◆ TRY IT
Each entry needs to be restated exactly as written.

◆ RECORDS FOR PROCESSING
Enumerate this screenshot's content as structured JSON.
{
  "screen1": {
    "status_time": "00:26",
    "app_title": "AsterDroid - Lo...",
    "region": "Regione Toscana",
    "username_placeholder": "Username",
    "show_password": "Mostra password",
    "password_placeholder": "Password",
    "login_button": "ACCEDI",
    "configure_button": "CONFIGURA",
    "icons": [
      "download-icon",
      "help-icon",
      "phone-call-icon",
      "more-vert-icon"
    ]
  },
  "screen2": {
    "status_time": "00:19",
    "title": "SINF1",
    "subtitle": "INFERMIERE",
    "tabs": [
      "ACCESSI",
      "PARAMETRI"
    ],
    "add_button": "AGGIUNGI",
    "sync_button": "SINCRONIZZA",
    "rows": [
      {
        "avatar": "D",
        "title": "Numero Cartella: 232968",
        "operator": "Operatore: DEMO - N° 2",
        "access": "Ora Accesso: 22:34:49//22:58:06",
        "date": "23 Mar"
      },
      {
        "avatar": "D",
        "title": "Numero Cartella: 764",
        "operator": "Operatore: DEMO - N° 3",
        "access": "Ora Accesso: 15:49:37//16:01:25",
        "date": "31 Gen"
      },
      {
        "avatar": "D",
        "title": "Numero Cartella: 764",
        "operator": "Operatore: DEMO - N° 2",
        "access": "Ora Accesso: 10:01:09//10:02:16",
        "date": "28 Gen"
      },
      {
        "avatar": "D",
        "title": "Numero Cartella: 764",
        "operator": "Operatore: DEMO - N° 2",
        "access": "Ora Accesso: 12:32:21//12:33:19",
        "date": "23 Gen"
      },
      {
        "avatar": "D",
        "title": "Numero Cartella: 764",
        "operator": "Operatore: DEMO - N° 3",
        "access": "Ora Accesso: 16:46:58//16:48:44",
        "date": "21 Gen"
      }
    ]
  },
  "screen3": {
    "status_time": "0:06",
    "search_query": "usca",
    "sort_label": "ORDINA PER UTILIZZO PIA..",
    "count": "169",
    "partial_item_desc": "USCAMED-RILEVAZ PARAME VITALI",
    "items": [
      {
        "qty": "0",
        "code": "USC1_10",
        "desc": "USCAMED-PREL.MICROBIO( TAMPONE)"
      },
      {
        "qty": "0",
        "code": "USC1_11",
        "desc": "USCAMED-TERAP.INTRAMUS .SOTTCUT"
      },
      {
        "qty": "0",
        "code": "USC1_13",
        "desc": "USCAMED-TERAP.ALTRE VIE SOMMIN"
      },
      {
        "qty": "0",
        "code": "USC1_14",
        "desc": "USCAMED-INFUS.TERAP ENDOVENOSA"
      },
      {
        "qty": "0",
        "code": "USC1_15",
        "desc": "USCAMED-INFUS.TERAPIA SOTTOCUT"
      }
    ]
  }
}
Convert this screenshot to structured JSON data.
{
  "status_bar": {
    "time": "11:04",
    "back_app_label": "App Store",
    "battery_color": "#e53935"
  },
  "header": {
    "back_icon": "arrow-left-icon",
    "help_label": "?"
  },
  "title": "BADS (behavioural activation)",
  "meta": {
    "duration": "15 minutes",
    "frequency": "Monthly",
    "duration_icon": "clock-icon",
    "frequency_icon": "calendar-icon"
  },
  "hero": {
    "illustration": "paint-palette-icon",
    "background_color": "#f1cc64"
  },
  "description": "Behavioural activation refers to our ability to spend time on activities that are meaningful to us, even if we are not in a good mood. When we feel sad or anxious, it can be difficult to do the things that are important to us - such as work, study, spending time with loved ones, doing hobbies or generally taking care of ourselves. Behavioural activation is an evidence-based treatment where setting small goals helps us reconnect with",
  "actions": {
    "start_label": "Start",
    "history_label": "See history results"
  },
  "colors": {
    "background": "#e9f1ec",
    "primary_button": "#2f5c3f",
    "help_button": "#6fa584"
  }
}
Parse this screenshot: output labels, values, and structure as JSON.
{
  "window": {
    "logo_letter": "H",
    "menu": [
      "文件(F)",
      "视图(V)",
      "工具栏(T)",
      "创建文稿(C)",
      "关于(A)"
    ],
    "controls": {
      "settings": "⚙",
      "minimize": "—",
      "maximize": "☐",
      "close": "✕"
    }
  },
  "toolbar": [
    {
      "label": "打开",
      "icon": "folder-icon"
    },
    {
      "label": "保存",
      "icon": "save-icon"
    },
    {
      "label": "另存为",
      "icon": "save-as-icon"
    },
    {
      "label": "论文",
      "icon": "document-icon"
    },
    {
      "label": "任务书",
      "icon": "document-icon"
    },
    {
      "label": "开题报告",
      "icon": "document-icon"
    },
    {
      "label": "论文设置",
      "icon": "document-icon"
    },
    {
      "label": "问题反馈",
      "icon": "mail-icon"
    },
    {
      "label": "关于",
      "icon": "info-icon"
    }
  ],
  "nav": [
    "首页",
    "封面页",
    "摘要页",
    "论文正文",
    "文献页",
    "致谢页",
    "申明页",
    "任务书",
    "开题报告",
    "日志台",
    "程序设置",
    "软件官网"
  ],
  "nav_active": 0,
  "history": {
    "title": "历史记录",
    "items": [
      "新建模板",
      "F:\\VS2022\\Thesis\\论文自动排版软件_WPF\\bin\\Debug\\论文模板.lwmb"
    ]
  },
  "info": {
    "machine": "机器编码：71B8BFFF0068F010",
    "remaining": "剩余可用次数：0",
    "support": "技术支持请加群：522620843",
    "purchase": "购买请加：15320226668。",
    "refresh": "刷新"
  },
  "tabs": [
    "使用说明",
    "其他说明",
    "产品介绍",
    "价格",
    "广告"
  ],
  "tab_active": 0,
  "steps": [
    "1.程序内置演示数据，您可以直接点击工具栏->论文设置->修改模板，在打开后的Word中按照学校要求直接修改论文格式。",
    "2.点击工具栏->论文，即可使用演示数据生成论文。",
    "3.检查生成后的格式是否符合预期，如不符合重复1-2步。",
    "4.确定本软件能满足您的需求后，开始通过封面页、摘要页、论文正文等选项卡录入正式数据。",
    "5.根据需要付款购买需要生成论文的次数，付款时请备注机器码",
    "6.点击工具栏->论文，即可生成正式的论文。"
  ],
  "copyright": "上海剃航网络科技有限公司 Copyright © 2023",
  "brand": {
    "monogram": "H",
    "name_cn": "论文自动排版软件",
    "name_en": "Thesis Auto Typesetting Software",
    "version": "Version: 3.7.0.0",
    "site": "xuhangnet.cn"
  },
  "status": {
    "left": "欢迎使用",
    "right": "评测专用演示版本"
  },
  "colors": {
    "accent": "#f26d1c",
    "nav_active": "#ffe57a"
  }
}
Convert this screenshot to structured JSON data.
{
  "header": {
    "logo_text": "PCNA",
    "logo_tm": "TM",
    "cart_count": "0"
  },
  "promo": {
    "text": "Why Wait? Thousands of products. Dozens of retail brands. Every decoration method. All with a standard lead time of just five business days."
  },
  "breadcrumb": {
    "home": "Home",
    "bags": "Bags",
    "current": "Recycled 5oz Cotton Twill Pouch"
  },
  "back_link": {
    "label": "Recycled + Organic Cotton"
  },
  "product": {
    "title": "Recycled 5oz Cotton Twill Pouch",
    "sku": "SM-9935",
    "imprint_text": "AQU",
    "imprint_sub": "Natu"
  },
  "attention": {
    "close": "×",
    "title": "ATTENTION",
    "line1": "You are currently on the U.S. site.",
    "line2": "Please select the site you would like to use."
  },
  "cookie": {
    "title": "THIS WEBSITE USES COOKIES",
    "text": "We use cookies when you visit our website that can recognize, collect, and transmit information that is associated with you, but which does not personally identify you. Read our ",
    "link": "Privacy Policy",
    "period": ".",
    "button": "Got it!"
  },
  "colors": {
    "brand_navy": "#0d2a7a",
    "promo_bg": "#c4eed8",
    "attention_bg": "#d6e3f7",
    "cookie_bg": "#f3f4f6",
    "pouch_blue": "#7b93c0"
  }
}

◆ RESULT FOR THIS EXERCISE
Enumerate this screenshot's content as structured JSON.
{
  "screen1": {
    "status_time": "00:26",
    "app_title": "AsterDroid - Lo...",
    "region": "Regione Toscana",
    "username_placeholder": "Username",
    "show_password": "Mostra password",
    "password_placeholder": "Password",
    "login_button": "ACCEDI",
    "configure_button": "CONFIGURA",
    "icons": [
      "download-icon",
      "help-icon",
      "phone-call-icon",
      "more-vert-icon"
    ]
  },
  "screen2": {
    "status_time": "00:19",
    "title": "SINF1",
    "subtitle": "INFERMIERE",
    "tabs": [
      "ACCESSI",
      "PARAMETRI"
    ],
    "add_button": "AGGIUNGI",
    "sync_button": "SINCRONIZZA",
    "rows": [
      {
        "avatar": "D",
        "title": "Numero Cartella: 232968",
        "operator": "Operatore: DEMO - N° 2",
        "access": "Ora Accesso: 22:34:49//22:58:06",
        "date": "23 Mar"
      },
      {
        "avatar": "D",
        "title": "Numero Cartella: 764",
        "operator": "Operatore: DEMO - N° 3",
        "access": "Ora Accesso: 15:49:37//16:01:25",
        "date": "31 Gen"
      },
      {
        "avatar": "D",
        "title": "Numero Cartella: 764",
        "operator": "Operatore: DEMO - N° 2",
        "access": "Ora Accesso: 10:01:09//10:02:16",
        "date": "28 Gen"
      },
      {
        "avatar": "D",
        "title": "Numero Cartella: 764",
        "operator": "Operatore: DEMO - N° 2",
        "access": "Ora Accesso: 12:32:21//12:33:19",
        "date": "23 Gen"
      },
      {
        "avatar": "D",
        "title": "Numero Cartella: 764",
        "operator": "Operatore: DEMO - N° 3",
        "access": "Ora Accesso: 16:46:58//16:48:44",
        "date": "21 Gen"
      }
    ]
  },
  "screen3": {
    "status_time": "0:06",
    "search_query": "usca",
    "sort_label": "ORDINA PER UTILIZZO PIA..",
    "count": "169",
    "partial_item_desc": "USCAMED-RILEVAZ PARAME VITALI",
    "items": [
      {
        "qty": "0",
        "code": "USC1_10",
        "desc": "USCAMED-PREL.MICROBIO( TAMPONE)"
      },
      {
        "qty": "0",
        "code": "USC1_11",
        "desc": "USCAMED-TERAP.INTRAMUS .SOTTCUT"
      },
      {
        "qty": "0",
        "code": "USC1_13",
        "desc": "USCAMED-TERAP.ALTRE VIE SOMMIN"
      },
      {
        "qty": "0",
        "code": "USC1_14",
        "desc": "USCAMED-INFUS.TERAP ENDOVENOSA"
      },
      {
        "qty": "0",
        "code": "USC1_15",
        "desc": "USCAMED-INFUS.TERAPIA SOTTOCUT"
      }
    ]
  }
}
Convert this screenshot to structured JSON data.
{
  "status_bar": {
    "time": "11:04",
    "back_app_label": "App Store",
    "battery_color": "#e53935"
  },
  "header": {
    "back_icon": "arrow-left-icon",
    "help_label": "?"
  },
  "title": "BADS (behavioural activation)",
  "meta": {
    "duration": "15 minutes",
    "frequency": "Monthly",
    "duration_icon": "clock-icon",
    "frequency_icon": "calendar-icon"
  },
  "hero": {
    "illustration": "paint-palette-icon",
    "background_color": "#f1cc64"
  },
  "description": "Behavioural activation refers to our ability to spend time on activities that are meaningful to us, even if we are not in a good mood. When we feel sad or anxious, it can be difficult to do the things that are important to us - such as work, study, spending time with loved ones, doing hobbies or generally taking care of ourselves. Behavioural activation is an evidence-based treatment where setting small goals helps us reconnect with",
  "actions": {
    "start_label": "Start",
    "history_label": "See history results"
  },
  "colors": {
    "background": "#e9f1ec",
    "primary_button": "#2f5c3f",
    "help_button": "#6fa584"
  }
}
Parse this screenshot: output labels, values, and structure as JSON.
{
  "window": {
    "logo_letter": "H",
    "menu": [
      "文件(F)",
      "视图(V)",
      "工具栏(T)",
      "创建文稿(C)",
      "关于(A)"
    ],
    "controls": {
      "settings": "⚙",
      "minimize": "—",
      "maximize": "☐",
      "close": "✕"
    }
  },
  "toolbar": [
    {
      "label": "打开",
      "icon": "folder-icon"
    },
    {
      "label": "保存",
      "icon": "save-icon"
    },
    {
      "label": "另存为",
      "icon": "save-as-icon"
    },
    {
      "label": "论文",
      "icon": "document-icon"
    },
    {
      "label": "任务书",
      "icon": "document-icon"
    },
    {
      "label": "开题报告",
      "icon": "document-icon"
    },
    {
      "label": "论文设置",
      "icon": "document-icon"
    },
    {
      "label": "问题反馈",
      "icon": "mail-icon"
    },
    {
      "label": "关于",
      "icon": "info-icon"
    }
  ],
  "nav": [
    "首页",
    "封面页",
    "摘要页",
    "论文正文",
    "文献页",
    "致谢页",
    "申明页",
    "任务书",
    "开题报告",
    "日志台",
    "程序设置",
    "软件官网"
  ],
  "nav_active": 0,
  "history": {
    "title": "历史记录",
    "items": [
      "新建模板",
      "F:\\VS2022\\Thesis\\论文自动排版软件_WPF\\bin\\Debug\\论文模板.lwmb"
    ]
  },
  "info": {
    "machine": "机器编码：71B8BFFF0068F010",
    "remaining": "剩余可用次数：0",
    "support": "技术支持请加群：522620843",
    "purchase": "购买请加：15320226668。",
    "refresh": "刷新"
  },
  "tabs": [
    "使用说明",
    "其他说明",
    "产品介绍",
    "价格",
    "广告"
  ],
  "tab_active": 0,
  "steps": [
    "1.程序内置演示数据，您可以直接点击工具栏->论文设置->修改模板，在打开后的Word中按照学校要求直接修改论文格式。",
    "2.点击工具栏->论文，即可使用演示数据生成论文。",
    "3.检查生成后的格式是否符合预期，如不符合重复1-2步。",
    "4.确定本软件能满足您的需求后，开始通过封面页、摘要页、论文正文等选项卡录入正式数据。",
    "5.根据需要付款购买需要生成论文的次数，付款时请备注机器码",
    "6.点击工具栏->论文，即可生成正式的论文。"
  ],
  "copyright": "上海剃航网络科技有限公司 Copyright © 2023",
  "brand": {
    "monogram": "H",
    "name_cn": "论文自动排版软件",
    "name_en": "Thesis Auto Typesetting Software",
    "version": "Version: 3.7.0.0",
    "site": "xuhangnet.cn"
  },
  "status": {
    "left": "欢迎使用",
    "right": "评测专用演示版本"
  },
  "colors": {
    "accent": "#f26d1c",
    "nav_active": "#ffe57a"
  }
}
Convert this screenshot to structured JSON data.
{
  "header": {
    "logo_text": "PCNA",
    "logo_tm": "TM",
    "cart_count": "0"
  },
  "promo": {
    "text": "Why Wait? Thousands of products. Dozens of retail brands. Every decoration method. All with a standard lead time of just five business days."
  },
  "breadcrumb": {
    "home": "Home",
    "bags": "Bags",
    "current": "Recycled 5oz Cotton Twill Pouch"
  },
  "back_link": {
    "label": "Recycled + Organic Cotton"
  },
  "product": {
    "title": "Recycled 5oz Cotton Twill Pouch",
    "sku": "SM-9935",
    "imprint_text": "AQU",
    "imprint_sub": "Natu"
  },
  "attention": {
    "close": "×",
    "title": "ATTENTION",
    "line1": "You are currently on the U.S. site.",
    "line2": "Please select the site you would like to use."
  },
  "cookie": {
    "title": "THIS WEBSITE USES COOKIES",
    "text": "We use cookies when you visit our website that can recognize, collect, and transmit information that is associated with you, but which does not personally identify you. Read our ",
    "link": "Privacy Policy",
    "period": ".",
    "button": "Got it!"
  },
  "colors": {
    "brand_navy": "#0d2a7a",
    "promo_bg": "#c4eed8",
    "attention_bg": "#d6e3f7",
    "cookie_bg": "#f3f4f6",
    "pouch_blue": "#7b93c0"
  }
}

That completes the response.